Bathroom & Kitchen

A JADU’s bathroom can be separate from or shared with the primary unit, but it must have its own separate kitchen. So-called “efficiency kitchens” are allowed, which have a 12" wide 2 burner electric cooktop, a 24" wide undercounter fridge, and a compact sink.


No parking is required for a JADU. Certain jurisdictions require that JADU applicants replace any lost parking (due to garage conversion), but the City of Los Angeles does not require replacement parking.


Unlike ADUs, which often need to have separate utility meters and/or connections, a JADU's gas, water, and sewer connections can be hooked directly up to the main house. Additionally, a single water heater can serve both the main house and the JADU, which can be a huge cost savings. However, the JADU cannot share an HVAC system with the main house, so you will still need a dedicated ductless mini-split head and condenser for the unit.

Can I build a JADU?

If you own a single-family home in California, yes!

Homeowners may build one (attached or unattached) ADU and one (attached) JADU on their property.

Why build a JADU?

There are many compelling reasons for adding a JADU. Like full-size ADUs, junior accessory dwelling units can be legally rented out for supplementary income (though LA requires a minimum 30-day rental period).

Because utilities can be shared with the primary dwelling, homeowners can save money by building a junior accessory dwelling unit rather than a full one.
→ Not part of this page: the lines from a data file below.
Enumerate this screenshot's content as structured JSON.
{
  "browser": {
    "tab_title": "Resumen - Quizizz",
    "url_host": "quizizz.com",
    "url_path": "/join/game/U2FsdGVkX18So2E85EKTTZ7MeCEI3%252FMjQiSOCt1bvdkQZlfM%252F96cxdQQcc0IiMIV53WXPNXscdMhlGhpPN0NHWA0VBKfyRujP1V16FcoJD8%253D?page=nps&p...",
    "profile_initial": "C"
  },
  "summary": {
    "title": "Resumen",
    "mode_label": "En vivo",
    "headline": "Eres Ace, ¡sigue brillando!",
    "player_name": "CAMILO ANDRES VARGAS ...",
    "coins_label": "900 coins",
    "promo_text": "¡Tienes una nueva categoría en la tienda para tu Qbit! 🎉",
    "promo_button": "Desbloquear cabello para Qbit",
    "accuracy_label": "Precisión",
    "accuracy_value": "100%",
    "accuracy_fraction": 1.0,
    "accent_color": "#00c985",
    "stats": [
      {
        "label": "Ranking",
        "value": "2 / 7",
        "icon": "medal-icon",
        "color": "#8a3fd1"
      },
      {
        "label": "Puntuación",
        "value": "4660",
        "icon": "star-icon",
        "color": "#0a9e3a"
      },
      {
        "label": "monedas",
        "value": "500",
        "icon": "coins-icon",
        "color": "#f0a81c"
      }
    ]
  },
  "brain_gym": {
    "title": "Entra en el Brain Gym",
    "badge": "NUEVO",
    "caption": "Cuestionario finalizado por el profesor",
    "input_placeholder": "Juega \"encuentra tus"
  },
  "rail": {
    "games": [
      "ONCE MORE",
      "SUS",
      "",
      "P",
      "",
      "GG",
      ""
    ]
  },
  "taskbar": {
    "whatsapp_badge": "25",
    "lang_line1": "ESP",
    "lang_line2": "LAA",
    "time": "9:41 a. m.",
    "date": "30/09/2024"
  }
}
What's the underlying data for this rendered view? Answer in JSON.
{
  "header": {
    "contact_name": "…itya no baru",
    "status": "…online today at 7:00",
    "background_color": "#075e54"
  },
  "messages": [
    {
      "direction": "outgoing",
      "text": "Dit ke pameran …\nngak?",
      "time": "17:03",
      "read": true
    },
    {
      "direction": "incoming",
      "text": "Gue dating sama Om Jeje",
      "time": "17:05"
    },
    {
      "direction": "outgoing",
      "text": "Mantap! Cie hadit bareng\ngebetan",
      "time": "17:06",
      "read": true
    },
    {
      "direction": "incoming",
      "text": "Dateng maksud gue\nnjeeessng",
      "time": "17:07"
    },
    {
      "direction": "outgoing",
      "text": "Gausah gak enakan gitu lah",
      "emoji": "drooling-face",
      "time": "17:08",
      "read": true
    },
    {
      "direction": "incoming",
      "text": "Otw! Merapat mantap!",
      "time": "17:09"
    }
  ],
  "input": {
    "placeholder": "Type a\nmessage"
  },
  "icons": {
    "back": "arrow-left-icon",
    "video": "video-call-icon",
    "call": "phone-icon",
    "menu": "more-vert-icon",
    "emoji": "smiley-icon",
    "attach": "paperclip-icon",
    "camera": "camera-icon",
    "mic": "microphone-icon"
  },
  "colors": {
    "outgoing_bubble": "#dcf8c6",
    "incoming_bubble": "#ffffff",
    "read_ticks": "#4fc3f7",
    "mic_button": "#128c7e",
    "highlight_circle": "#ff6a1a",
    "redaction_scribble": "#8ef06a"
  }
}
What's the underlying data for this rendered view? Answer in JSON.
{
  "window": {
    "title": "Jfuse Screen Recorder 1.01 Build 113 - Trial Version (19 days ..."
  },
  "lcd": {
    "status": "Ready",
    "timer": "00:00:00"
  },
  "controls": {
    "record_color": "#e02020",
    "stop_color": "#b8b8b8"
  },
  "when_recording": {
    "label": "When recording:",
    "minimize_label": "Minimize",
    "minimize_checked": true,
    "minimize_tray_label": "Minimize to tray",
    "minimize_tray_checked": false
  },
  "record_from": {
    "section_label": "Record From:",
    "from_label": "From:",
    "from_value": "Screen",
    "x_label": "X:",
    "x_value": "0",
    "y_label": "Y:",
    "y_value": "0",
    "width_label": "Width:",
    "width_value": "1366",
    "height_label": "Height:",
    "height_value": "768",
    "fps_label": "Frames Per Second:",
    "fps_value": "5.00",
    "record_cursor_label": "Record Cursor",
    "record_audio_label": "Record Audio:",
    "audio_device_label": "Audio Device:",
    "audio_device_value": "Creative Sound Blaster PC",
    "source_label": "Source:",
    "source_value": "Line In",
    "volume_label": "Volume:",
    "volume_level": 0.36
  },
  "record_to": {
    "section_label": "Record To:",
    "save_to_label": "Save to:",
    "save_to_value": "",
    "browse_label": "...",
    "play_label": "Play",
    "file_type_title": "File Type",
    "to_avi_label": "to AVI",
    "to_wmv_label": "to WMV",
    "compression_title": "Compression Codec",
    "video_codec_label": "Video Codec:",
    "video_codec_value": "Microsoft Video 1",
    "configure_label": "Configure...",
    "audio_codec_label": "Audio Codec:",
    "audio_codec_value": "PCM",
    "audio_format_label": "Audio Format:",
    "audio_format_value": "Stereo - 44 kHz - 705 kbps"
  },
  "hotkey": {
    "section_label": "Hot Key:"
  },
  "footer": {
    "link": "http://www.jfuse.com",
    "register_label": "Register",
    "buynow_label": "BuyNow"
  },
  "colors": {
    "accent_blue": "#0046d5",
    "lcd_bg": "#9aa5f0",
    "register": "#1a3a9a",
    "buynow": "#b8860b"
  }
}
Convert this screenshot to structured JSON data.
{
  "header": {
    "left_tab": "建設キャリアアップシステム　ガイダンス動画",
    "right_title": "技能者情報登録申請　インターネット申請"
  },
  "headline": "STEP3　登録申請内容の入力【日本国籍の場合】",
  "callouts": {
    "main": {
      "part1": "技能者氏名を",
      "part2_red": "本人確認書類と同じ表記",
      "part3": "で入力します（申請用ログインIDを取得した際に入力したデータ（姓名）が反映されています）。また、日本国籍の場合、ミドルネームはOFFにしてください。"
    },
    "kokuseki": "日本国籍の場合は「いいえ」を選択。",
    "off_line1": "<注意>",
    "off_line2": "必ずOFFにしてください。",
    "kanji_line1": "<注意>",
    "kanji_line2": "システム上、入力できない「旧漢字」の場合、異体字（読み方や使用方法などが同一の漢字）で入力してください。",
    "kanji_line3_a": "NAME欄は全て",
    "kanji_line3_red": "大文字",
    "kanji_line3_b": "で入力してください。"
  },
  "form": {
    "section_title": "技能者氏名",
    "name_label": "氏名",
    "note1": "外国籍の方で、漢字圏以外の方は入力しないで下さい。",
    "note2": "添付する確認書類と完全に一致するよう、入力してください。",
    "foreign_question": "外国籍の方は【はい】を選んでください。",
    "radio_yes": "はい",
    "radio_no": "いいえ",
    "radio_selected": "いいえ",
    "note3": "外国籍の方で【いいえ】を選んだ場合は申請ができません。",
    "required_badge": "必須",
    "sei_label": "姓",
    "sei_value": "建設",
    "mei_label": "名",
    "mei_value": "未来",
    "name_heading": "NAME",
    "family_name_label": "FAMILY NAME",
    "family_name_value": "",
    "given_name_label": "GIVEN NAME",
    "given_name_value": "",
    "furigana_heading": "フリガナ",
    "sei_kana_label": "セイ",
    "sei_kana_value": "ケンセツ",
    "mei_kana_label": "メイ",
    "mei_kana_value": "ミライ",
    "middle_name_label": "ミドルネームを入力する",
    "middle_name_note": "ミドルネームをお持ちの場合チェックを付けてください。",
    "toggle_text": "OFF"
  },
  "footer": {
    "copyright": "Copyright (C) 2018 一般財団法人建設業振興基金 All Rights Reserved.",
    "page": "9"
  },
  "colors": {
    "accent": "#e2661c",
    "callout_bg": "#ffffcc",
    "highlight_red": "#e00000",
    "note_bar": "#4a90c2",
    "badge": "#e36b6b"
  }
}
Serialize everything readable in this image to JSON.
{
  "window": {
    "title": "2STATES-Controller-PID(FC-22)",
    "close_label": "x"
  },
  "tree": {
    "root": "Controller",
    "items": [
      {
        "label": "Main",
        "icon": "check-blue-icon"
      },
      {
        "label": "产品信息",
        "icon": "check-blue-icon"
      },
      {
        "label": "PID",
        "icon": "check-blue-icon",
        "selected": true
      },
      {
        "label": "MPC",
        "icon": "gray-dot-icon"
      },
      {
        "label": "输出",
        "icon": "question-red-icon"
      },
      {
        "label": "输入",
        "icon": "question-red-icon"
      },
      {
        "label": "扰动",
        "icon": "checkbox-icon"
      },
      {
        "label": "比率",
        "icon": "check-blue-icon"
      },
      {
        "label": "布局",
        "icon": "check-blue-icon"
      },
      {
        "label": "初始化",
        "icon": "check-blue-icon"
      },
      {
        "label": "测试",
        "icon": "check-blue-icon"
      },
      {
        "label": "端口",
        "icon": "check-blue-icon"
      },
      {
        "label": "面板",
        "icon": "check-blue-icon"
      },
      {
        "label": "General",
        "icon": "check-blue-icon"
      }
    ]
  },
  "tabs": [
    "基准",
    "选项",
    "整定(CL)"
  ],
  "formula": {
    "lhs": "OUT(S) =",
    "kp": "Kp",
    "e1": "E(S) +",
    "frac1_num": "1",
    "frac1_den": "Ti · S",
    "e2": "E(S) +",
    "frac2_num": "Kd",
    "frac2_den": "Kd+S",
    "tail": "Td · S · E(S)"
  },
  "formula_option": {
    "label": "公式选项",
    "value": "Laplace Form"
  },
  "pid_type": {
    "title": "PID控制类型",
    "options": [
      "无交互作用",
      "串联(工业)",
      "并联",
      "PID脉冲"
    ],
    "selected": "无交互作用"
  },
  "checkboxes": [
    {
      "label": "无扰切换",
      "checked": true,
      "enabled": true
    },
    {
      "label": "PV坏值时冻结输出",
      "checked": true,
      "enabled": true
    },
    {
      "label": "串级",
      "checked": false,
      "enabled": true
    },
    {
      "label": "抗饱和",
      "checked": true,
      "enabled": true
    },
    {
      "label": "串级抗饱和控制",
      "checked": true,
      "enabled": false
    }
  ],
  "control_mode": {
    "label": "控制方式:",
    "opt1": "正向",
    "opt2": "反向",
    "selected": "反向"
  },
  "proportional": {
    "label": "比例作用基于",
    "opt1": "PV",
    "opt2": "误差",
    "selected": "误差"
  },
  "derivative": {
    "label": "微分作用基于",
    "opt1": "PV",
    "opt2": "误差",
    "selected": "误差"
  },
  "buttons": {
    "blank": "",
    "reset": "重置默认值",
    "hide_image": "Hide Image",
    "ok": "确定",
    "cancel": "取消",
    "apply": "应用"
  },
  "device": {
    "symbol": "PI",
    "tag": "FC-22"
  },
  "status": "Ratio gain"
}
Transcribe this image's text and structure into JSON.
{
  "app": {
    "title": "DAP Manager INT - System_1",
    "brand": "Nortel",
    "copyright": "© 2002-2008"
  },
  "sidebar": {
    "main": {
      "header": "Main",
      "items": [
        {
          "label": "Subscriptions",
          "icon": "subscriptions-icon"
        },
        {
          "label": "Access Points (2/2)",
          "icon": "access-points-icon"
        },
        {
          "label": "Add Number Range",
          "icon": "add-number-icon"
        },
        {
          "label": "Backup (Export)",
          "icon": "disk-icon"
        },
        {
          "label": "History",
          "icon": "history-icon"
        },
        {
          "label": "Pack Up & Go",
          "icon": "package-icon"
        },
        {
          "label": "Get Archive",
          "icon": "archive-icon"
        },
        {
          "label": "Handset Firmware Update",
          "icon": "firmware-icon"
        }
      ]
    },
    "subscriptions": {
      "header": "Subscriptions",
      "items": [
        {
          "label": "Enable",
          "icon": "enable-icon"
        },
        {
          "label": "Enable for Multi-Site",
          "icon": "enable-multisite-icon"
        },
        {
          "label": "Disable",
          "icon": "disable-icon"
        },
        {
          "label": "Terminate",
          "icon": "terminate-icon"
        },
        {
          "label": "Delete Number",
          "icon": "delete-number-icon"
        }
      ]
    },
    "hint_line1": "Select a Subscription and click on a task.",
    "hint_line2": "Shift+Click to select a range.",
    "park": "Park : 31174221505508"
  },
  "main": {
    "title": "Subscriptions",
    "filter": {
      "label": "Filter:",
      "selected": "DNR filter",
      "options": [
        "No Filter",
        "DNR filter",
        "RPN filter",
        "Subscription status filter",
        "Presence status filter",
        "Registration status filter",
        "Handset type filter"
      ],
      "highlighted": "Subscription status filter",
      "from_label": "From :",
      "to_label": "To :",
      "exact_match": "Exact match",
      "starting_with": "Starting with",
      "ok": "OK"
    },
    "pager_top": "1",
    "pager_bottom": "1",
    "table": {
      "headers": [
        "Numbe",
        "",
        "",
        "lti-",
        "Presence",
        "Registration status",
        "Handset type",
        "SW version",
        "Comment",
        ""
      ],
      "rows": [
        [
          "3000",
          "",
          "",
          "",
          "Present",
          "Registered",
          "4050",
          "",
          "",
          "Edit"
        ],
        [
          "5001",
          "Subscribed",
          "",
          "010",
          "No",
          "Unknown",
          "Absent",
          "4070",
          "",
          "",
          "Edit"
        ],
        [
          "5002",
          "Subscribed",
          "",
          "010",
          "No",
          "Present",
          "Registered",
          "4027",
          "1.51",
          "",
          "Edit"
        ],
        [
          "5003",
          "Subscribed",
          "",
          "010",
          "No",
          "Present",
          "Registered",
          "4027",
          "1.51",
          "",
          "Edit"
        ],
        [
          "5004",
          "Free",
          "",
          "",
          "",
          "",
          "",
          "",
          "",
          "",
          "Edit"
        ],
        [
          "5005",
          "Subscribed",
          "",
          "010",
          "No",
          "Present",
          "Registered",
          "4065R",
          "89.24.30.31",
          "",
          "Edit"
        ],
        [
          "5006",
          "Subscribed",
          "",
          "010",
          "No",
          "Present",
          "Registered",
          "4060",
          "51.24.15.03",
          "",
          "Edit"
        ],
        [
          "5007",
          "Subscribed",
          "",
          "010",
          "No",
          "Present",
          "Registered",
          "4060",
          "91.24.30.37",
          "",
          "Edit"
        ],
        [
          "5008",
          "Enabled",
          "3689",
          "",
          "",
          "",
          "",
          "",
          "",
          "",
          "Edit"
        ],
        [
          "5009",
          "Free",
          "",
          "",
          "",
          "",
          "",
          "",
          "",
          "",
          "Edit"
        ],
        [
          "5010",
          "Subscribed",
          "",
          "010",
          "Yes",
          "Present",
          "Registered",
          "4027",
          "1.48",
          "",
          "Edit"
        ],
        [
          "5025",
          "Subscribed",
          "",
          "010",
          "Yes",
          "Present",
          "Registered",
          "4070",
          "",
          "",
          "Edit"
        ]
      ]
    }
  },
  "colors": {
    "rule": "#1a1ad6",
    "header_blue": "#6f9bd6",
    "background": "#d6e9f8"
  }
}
Separate utility connections require trenching, which can be costly.

JADUs are ideal for visiting guests, live-in nannies, caretakers, or extended family members. The attached nature of the JADU allows for integration into the main house while maintaining some privacy.

What are the drawbacks?

Here are a few things you’ll want to take into consideration before adding a JADU:

Owner occupancy

First, a junior accessory dwelling unit requires an owner occupancy deed restriction. This means you can only rent out your JADU if you live in the existing house as your primary residence (alternatively, you can live in the JADU and rent out the main house).

Size limit

Junior accessory dwelling units are limited to 500 square feet, which may be too small for some homeowners’ needs. Additionally, the JADU must be created from existing space within the home, and you can’t build an addition to increase the amount of space available. This provision makes certain homes better suited to JADU development than others.

Parking replacement

If you choose to convert your garage into a junior ADU, you may need to replace parking. This can be a deterrent for some would-be JADU applicants.

Single-family only

Because junior accessory dwelling units may only be built within single-family homes, owners of multifamily properties will need to choose an ADU over a JADU.

Does Otto design and build JADUs?

Yes, Otto can create a beautiful custom JADU tailored to your home. Otto’s architects have extensive experience designing for small floor plans, efficiently maximizing all available space to make every square foot count.

If you want to build a JADU in your LA-area home, contact Otto today for a free consultation.

Want more ADU info?
Get our free guide!

Oops! Something went wrong while submitting the form.